[Start of Attachment]

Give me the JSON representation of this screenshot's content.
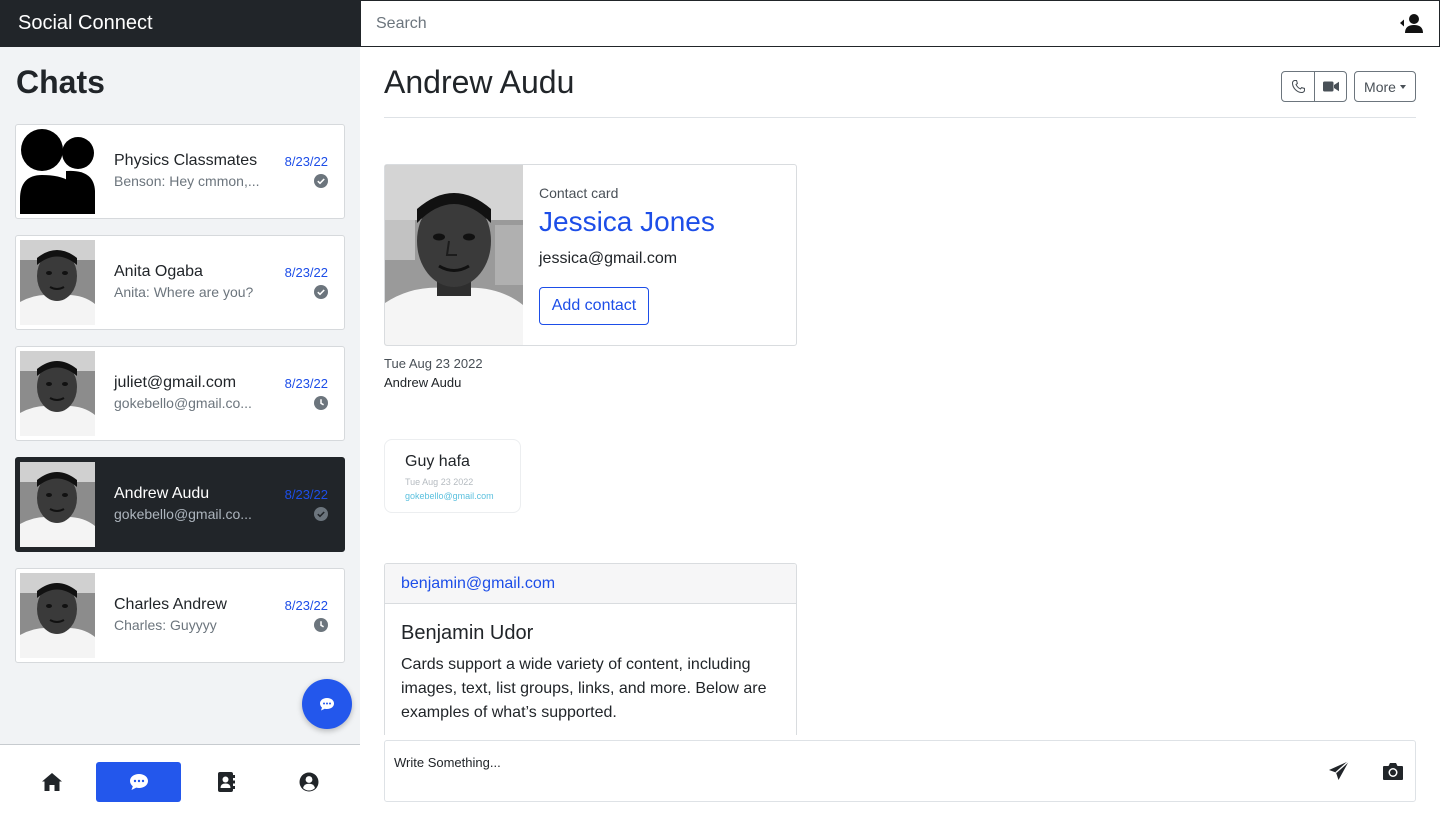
{
  "app": {
    "brand": "Social Connect"
  },
  "search": {
    "placeholder": "Search"
  },
  "sidebar": {
    "title": "Chats",
    "chats": [
      {
        "name": "Physics Classmates",
        "preview": "Benson: Hey cmmon,...",
        "date": "8/23/22",
        "status": "delivered"
      },
      {
        "name": "Anita Ogaba",
        "preview": "Anita: Where are you?",
        "date": "8/23/22",
        "status": "delivered"
      },
      {
        "name": "juliet@gmail.com",
        "preview": "gokebello@gmail.co...",
        "date": "8/23/22",
        "status": "pending"
      },
      {
        "name": "Andrew Audu",
        "preview": "gokebello@gmail.co...",
        "date": "8/23/22",
        "status": "delivered",
        "active": true
      },
      {
        "name": "Charles Andrew",
        "preview": "Charles: Guyyyy",
        "date": "8/23/22",
        "status": "pending"
      }
    ]
  },
  "nav": {
    "items": [
      "home-icon",
      "chat-icon",
      "contacts-icon",
      "profile-icon"
    ],
    "active": "chat-icon"
  },
  "conversation": {
    "title": "Andrew Audu",
    "more_label": "More",
    "contact_card": {
      "label": "Contact card",
      "name": "Jessica Jones",
      "email": "jessica@gmail.com",
      "button": "Add contact",
      "date": "Tue Aug 23 2022",
      "sender": "Andrew Audu"
    },
    "bubble": {
      "text": "Guy hafa",
      "date": "Tue Aug 23 2022",
      "sender": "gokebello@gmail.com"
    },
    "info_card": {
      "header": "benjamin@gmail.com",
      "title": "Benjamin Udor",
      "text": "Cards support a wide variety of content, including images, text, list groups, links, and more. Below are examples of what’s supported."
    },
    "composer": {
      "placeholder": "Write Something..."
    }
  },
  "colors": {
    "accent": "#2357ec",
    "dark": "#212529",
    "link": "#1d4ee8"
  }
}
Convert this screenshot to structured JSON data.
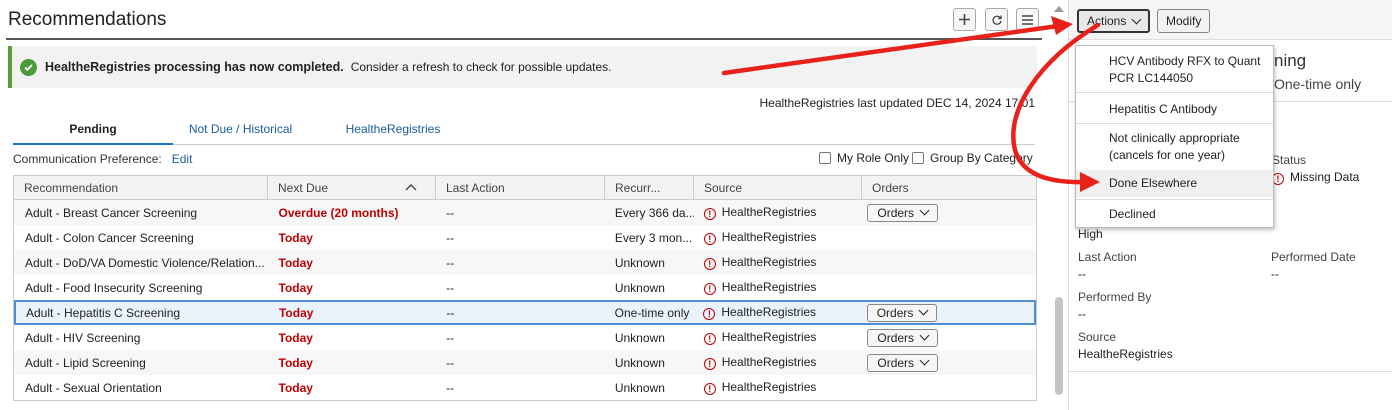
{
  "header": {
    "title": "Recommendations"
  },
  "banner": {
    "bold": "HealtheRegistries processing has now completed.",
    "text": "Consider a refresh to check for possible updates."
  },
  "last_updated": "HealtheRegistries last updated DEC 14, 2024 17:01",
  "tabs": [
    {
      "label": "Pending",
      "active": true
    },
    {
      "label": "Not Due / Historical",
      "active": false
    },
    {
      "label": "HealtheRegistries",
      "active": false
    }
  ],
  "communication": {
    "label": "Communication Preference:",
    "link": "Edit"
  },
  "filters": {
    "my_role_only": "My Role Only",
    "group_by_category": "Group By Category"
  },
  "table": {
    "columns": [
      "Recommendation",
      "Next Due",
      "Last Action",
      "Recurr...",
      "Source",
      "Orders"
    ],
    "rows": [
      {
        "rec": "Adult - Breast Cancer Screening",
        "due": "Overdue (20 months)",
        "last": "--",
        "recur": "Every 366 da...",
        "source": "HealtheRegistries",
        "orders": "Orders"
      },
      {
        "rec": "Adult - Colon Cancer Screening",
        "due": "Today",
        "last": "--",
        "recur": "Every 3 mon...",
        "source": "HealtheRegistries",
        "orders": ""
      },
      {
        "rec": "Adult - DoD/VA Domestic Violence/Relation...",
        "due": "Today",
        "last": "--",
        "recur": "Unknown",
        "source": "HealtheRegistries",
        "orders": ""
      },
      {
        "rec": "Adult - Food Insecurity Screening",
        "due": "Today",
        "last": "--",
        "recur": "Unknown",
        "source": "HealtheRegistries",
        "orders": ""
      },
      {
        "rec": "Adult - Hepatitis C Screening",
        "due": "Today",
        "last": "--",
        "recur": "One-time only",
        "source": "HealtheRegistries",
        "orders": "Orders",
        "selected": true
      },
      {
        "rec": "Adult - HIV Screening",
        "due": "Today",
        "last": "--",
        "recur": "Unknown",
        "source": "HealtheRegistries",
        "orders": "Orders"
      },
      {
        "rec": "Adult - Lipid Screening",
        "due": "Today",
        "last": "--",
        "recur": "Unknown",
        "source": "HealtheRegistries",
        "orders": "Orders"
      },
      {
        "rec": "Adult - Sexual Orientation",
        "due": "Today",
        "last": "--",
        "recur": "Unknown",
        "source": "HealtheRegistries",
        "orders": ""
      }
    ]
  },
  "detail": {
    "actions_label": "Actions",
    "modify_label": "Modify",
    "title_fragment": "ning",
    "recurrence_fragment": "One-time only",
    "status_label": "Status",
    "status_value": "Missing Data",
    "priority_value": "High",
    "last_action_label": "Last Action",
    "last_action_value": "--",
    "performed_date_label": "Performed Date",
    "performed_date_value": "--",
    "performed_by_label": "Performed By",
    "performed_by_value": "--",
    "source_label": "Source",
    "source_value": "HealtheRegistries"
  },
  "actions_menu": {
    "items": [
      "HCV Antibody RFX to Quant PCR LC144050",
      "Hepatitis C Antibody",
      "Not clinically appropriate (cancels for one year)",
      "Done Elsewhere",
      "Declined"
    ]
  },
  "colors": {
    "accent": "#1a72c4",
    "overdue": "#c00000",
    "success": "#4c9b3a",
    "annotation": "#e8211b"
  }
}
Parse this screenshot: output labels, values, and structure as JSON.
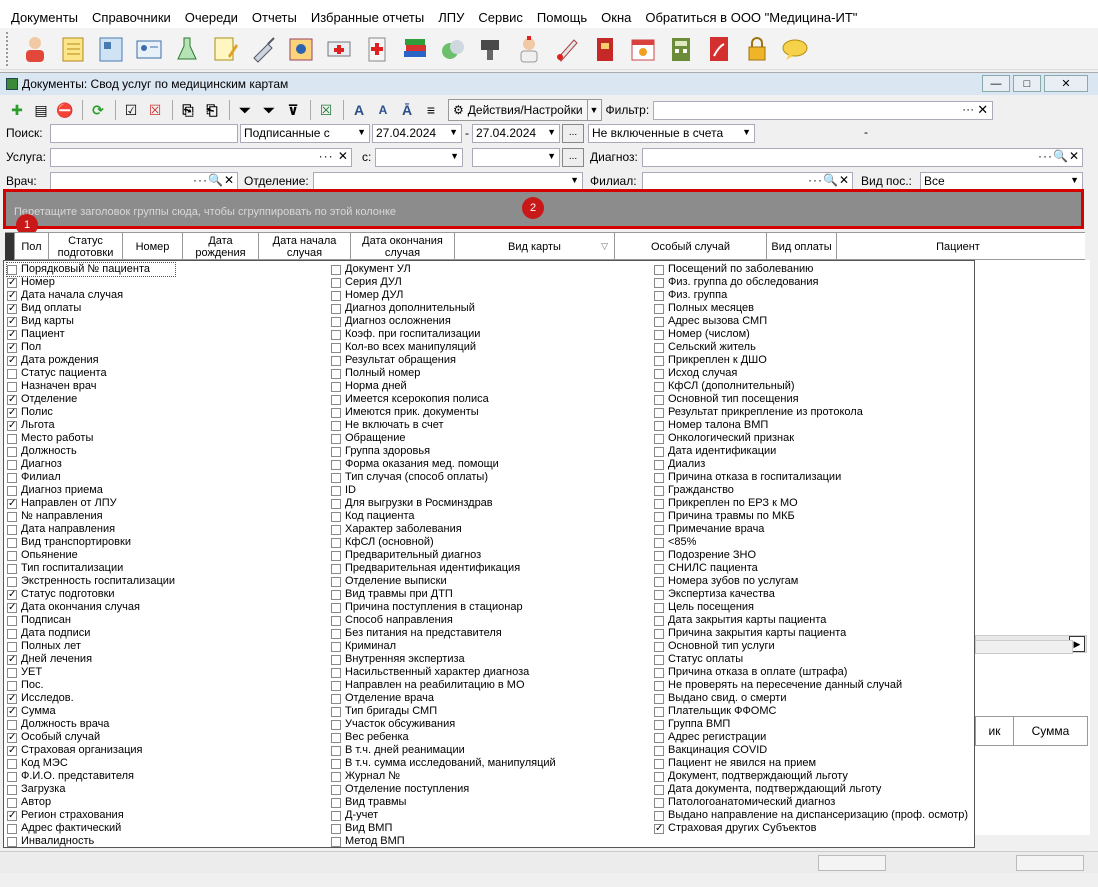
{
  "window_title": "Документы: Свод услуг по медицинским картам",
  "menu": [
    "Документы",
    "Справочники",
    "Очереди",
    "Отчеты",
    "Избранные отчеты",
    "ЛПУ",
    "Сервис",
    "Помощь",
    "Окна",
    "Обратиться в ООО \"Медицина-ИТ\""
  ],
  "toolbar_icons": [
    "doctor-icon",
    "notebook-icon",
    "card-icon",
    "id-card-icon",
    "lab-flask-icon",
    "edit-notes-icon",
    "syringe-icon",
    "reports-icon",
    "ambulance-icon",
    "first-aid-icon",
    "books-icon",
    "pills-icon",
    "scanner-icon",
    "nurse-icon",
    "thermometer-icon",
    "red-book-icon",
    "calendar-icon",
    "calculator-icon",
    "pdf-icon",
    "lock-icon",
    "chat-icon"
  ],
  "doc_toolbar": {
    "actions_label": "Действия/Настройки",
    "filter_label": "Фильтр:"
  },
  "filters": {
    "search_label": "Поиск:",
    "signed_select": "Подписанные с",
    "date_from": "27.04.2024",
    "date_to": "27.04.2024",
    "ellipsis": "...",
    "accounts_select": "Не включенные в счета",
    "dash": "-",
    "service_label": "Услуга:",
    "from_label": "с:",
    "diagnosis_label": "Диагноз:",
    "doctor_label": "Врач:",
    "department_label": "Отделение:",
    "branch_label": "Филиал:",
    "visit_type_label": "Вид пос.:",
    "visit_type_value": "Все"
  },
  "group_hint": "Перетащите заголовок группы сюда, чтобы сгруппировать по этой колонке",
  "badges": {
    "b1": "1",
    "b2": "2"
  },
  "columns": [
    "Пол",
    "Статус подготовки",
    "Номер",
    "Дата рождения",
    "Дата начала случая",
    "Дата окончания случая",
    "Вид карты",
    "Особый случай",
    "Вид оплаты",
    "Пациент"
  ],
  "grid2_columns": [
    "ик",
    "Сумма"
  ],
  "col1": [
    {
      "label": "Порядковый № пациента",
      "checked": false
    },
    {
      "label": "Номер",
      "checked": true
    },
    {
      "label": "Дата начала случая",
      "checked": true
    },
    {
      "label": "Вид оплаты",
      "checked": true
    },
    {
      "label": "Вид карты",
      "checked": true
    },
    {
      "label": "Пациент",
      "checked": true
    },
    {
      "label": "Пол",
      "checked": true
    },
    {
      "label": "Дата рождения",
      "checked": true
    },
    {
      "label": "Статус пациента",
      "checked": false
    },
    {
      "label": "Назначен врач",
      "checked": false
    },
    {
      "label": "Отделение",
      "checked": true
    },
    {
      "label": "Полис",
      "checked": true
    },
    {
      "label": "Льгота",
      "checked": true
    },
    {
      "label": "Место работы",
      "checked": false
    },
    {
      "label": "Должность",
      "checked": false
    },
    {
      "label": "Диагноз",
      "checked": false
    },
    {
      "label": "Филиал",
      "checked": false
    },
    {
      "label": "Диагноз приема",
      "checked": false
    },
    {
      "label": "Направлен от ЛПУ",
      "checked": true
    },
    {
      "label": "№ направления",
      "checked": false
    },
    {
      "label": "Дата направления",
      "checked": false
    },
    {
      "label": "Вид транспортировки",
      "checked": false
    },
    {
      "label": "Опьянение",
      "checked": false
    },
    {
      "label": "Тип госпитализации",
      "checked": false
    },
    {
      "label": "Экстренность госпитализации",
      "checked": false
    },
    {
      "label": "Статус подготовки",
      "checked": true
    },
    {
      "label": "Дата окончания случая",
      "checked": true
    },
    {
      "label": "Подписан",
      "checked": false
    },
    {
      "label": "Дата подписи",
      "checked": false
    },
    {
      "label": "Полных лет",
      "checked": false
    },
    {
      "label": "Дней лечения",
      "checked": true
    },
    {
      "label": "УЕТ",
      "checked": false
    },
    {
      "label": "Пос.",
      "checked": false
    },
    {
      "label": "Исследов.",
      "checked": true
    },
    {
      "label": "Сумма",
      "checked": true
    },
    {
      "label": "Должность врача",
      "checked": false
    },
    {
      "label": "Особый случай",
      "checked": true
    },
    {
      "label": "Страховая организация",
      "checked": true
    },
    {
      "label": "Код МЭС",
      "checked": false
    },
    {
      "label": "Ф.И.О. представителя",
      "checked": false
    },
    {
      "label": "Загрузка",
      "checked": false
    },
    {
      "label": "Автор",
      "checked": false
    },
    {
      "label": "Регион страхования",
      "checked": true
    },
    {
      "label": "Адрес фактический",
      "checked": false
    },
    {
      "label": "Инвалидность",
      "checked": false
    }
  ],
  "col2": [
    {
      "label": "Документ УЛ",
      "checked": false
    },
    {
      "label": "Серия ДУЛ",
      "checked": false
    },
    {
      "label": "Номер ДУЛ",
      "checked": false
    },
    {
      "label": "Диагноз дополнительный",
      "checked": false
    },
    {
      "label": "Диагноз осложнения",
      "checked": false
    },
    {
      "label": "Коэф. при госпитализации",
      "checked": false
    },
    {
      "label": "Кол-во всех манипуляций",
      "checked": false
    },
    {
      "label": "Результат обращения",
      "checked": false
    },
    {
      "label": "Полный номер",
      "checked": false
    },
    {
      "label": "Норма дней",
      "checked": false
    },
    {
      "label": "Имеется ксерокопия полиса",
      "checked": false
    },
    {
      "label": "Имеются прик. документы",
      "checked": false
    },
    {
      "label": "Не включать в счет",
      "checked": false
    },
    {
      "label": "Обращение",
      "checked": false
    },
    {
      "label": "Группа здоровья",
      "checked": false
    },
    {
      "label": "Форма оказания мед. помощи",
      "checked": false
    },
    {
      "label": "Тип случая (способ оплаты)",
      "checked": false
    },
    {
      "label": "ID",
      "checked": false
    },
    {
      "label": "Для выгрузки в Росминздрав",
      "checked": false
    },
    {
      "label": "Код пациента",
      "checked": false
    },
    {
      "label": "Характер заболевания",
      "checked": false
    },
    {
      "label": "КфСЛ (основной)",
      "checked": false
    },
    {
      "label": "Предварительный диагноз",
      "checked": false
    },
    {
      "label": "Предварительная идентификация",
      "checked": false
    },
    {
      "label": "Отделение выписки",
      "checked": false
    },
    {
      "label": "Вид травмы при ДТП",
      "checked": false
    },
    {
      "label": "Причина поступления в стационар",
      "checked": false
    },
    {
      "label": "Способ направления",
      "checked": false
    },
    {
      "label": "Без питания на представителя",
      "checked": false
    },
    {
      "label": "Криминал",
      "checked": false
    },
    {
      "label": "Внутренняя экспертиза",
      "checked": false
    },
    {
      "label": "Насильственный характер диагноза",
      "checked": false
    },
    {
      "label": "Направлен на реабилитацию в МО",
      "checked": false
    },
    {
      "label": "Отделение врача",
      "checked": false
    },
    {
      "label": "Тип бригады СМП",
      "checked": false
    },
    {
      "label": "Участок обсуживания",
      "checked": false
    },
    {
      "label": "Вес ребенка",
      "checked": false
    },
    {
      "label": "В т.ч. дней реанимации",
      "checked": false
    },
    {
      "label": "В т.ч. сумма исследований, манипуляций",
      "checked": false
    },
    {
      "label": "Журнал №",
      "checked": false
    },
    {
      "label": "Отделение поступления",
      "checked": false
    },
    {
      "label": "Вид травмы",
      "checked": false
    },
    {
      "label": "Д-учет",
      "checked": false
    },
    {
      "label": "Вид ВМП",
      "checked": false
    },
    {
      "label": "Метод ВМП",
      "checked": false
    }
  ],
  "col3": [
    {
      "label": "Посещений по заболеванию",
      "checked": false
    },
    {
      "label": "Физ. группа до обследования",
      "checked": false
    },
    {
      "label": "Физ. группа",
      "checked": false
    },
    {
      "label": "Полных месяцев",
      "checked": false
    },
    {
      "label": "Адрес вызова СМП",
      "checked": false
    },
    {
      "label": "Номер (числом)",
      "checked": false
    },
    {
      "label": "Сельский житель",
      "checked": false
    },
    {
      "label": "Прикреплен к ДШО",
      "checked": false
    },
    {
      "label": "Исход случая",
      "checked": false
    },
    {
      "label": "КфСЛ (дополнительный)",
      "checked": false
    },
    {
      "label": "Основной тип посещения",
      "checked": false
    },
    {
      "label": "Результат прикрепление из протокола",
      "checked": false
    },
    {
      "label": "Номер талона ВМП",
      "checked": false
    },
    {
      "label": "Онкологический признак",
      "checked": false
    },
    {
      "label": "Дата идентификации",
      "checked": false
    },
    {
      "label": "Диализ",
      "checked": false
    },
    {
      "label": "Причина отказа в госпитализации",
      "checked": false
    },
    {
      "label": "Гражданство",
      "checked": false
    },
    {
      "label": "Прикреплен по ЕРЗ к МО",
      "checked": false
    },
    {
      "label": "Причина травмы по МКБ",
      "checked": false
    },
    {
      "label": "Примечание врача",
      "checked": false
    },
    {
      "label": "<85%",
      "checked": false
    },
    {
      "label": "Подозрение ЗНО",
      "checked": false
    },
    {
      "label": "СНИЛС пациента",
      "checked": false
    },
    {
      "label": "Номера зубов по услугам",
      "checked": false
    },
    {
      "label": "Экспертиза качества",
      "checked": false
    },
    {
      "label": "Цель посещения",
      "checked": false
    },
    {
      "label": "Дата закрытия карты пациента",
      "checked": false
    },
    {
      "label": "Причина закрытия карты пациента",
      "checked": false
    },
    {
      "label": "Основной тип услуги",
      "checked": false
    },
    {
      "label": "Статус оплаты",
      "checked": false
    },
    {
      "label": "Причина отказа в оплате (штрафа)",
      "checked": false
    },
    {
      "label": "Не проверять на пересечение данный случай",
      "checked": false
    },
    {
      "label": "Выдано свид. о смерти",
      "checked": false
    },
    {
      "label": "Плательщик ФФОМС",
      "checked": false
    },
    {
      "label": "Группа ВМП",
      "checked": false
    },
    {
      "label": "Адрес регистрации",
      "checked": false
    },
    {
      "label": "Вакцинация COVID",
      "checked": false
    },
    {
      "label": "Пациент не явился на прием",
      "checked": false
    },
    {
      "label": "Документ, подтверждающий льготу",
      "checked": false
    },
    {
      "label": "Дата документа, подтверждающий льготу",
      "checked": false
    },
    {
      "label": "Патологоанатомический диагноз",
      "checked": false
    },
    {
      "label": "Выдано направление на диспансеризацию (проф. осмотр)",
      "checked": false
    },
    {
      "label": "Страховая других Субъектов",
      "checked": true
    }
  ]
}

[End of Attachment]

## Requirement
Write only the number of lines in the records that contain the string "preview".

## Expected answer
5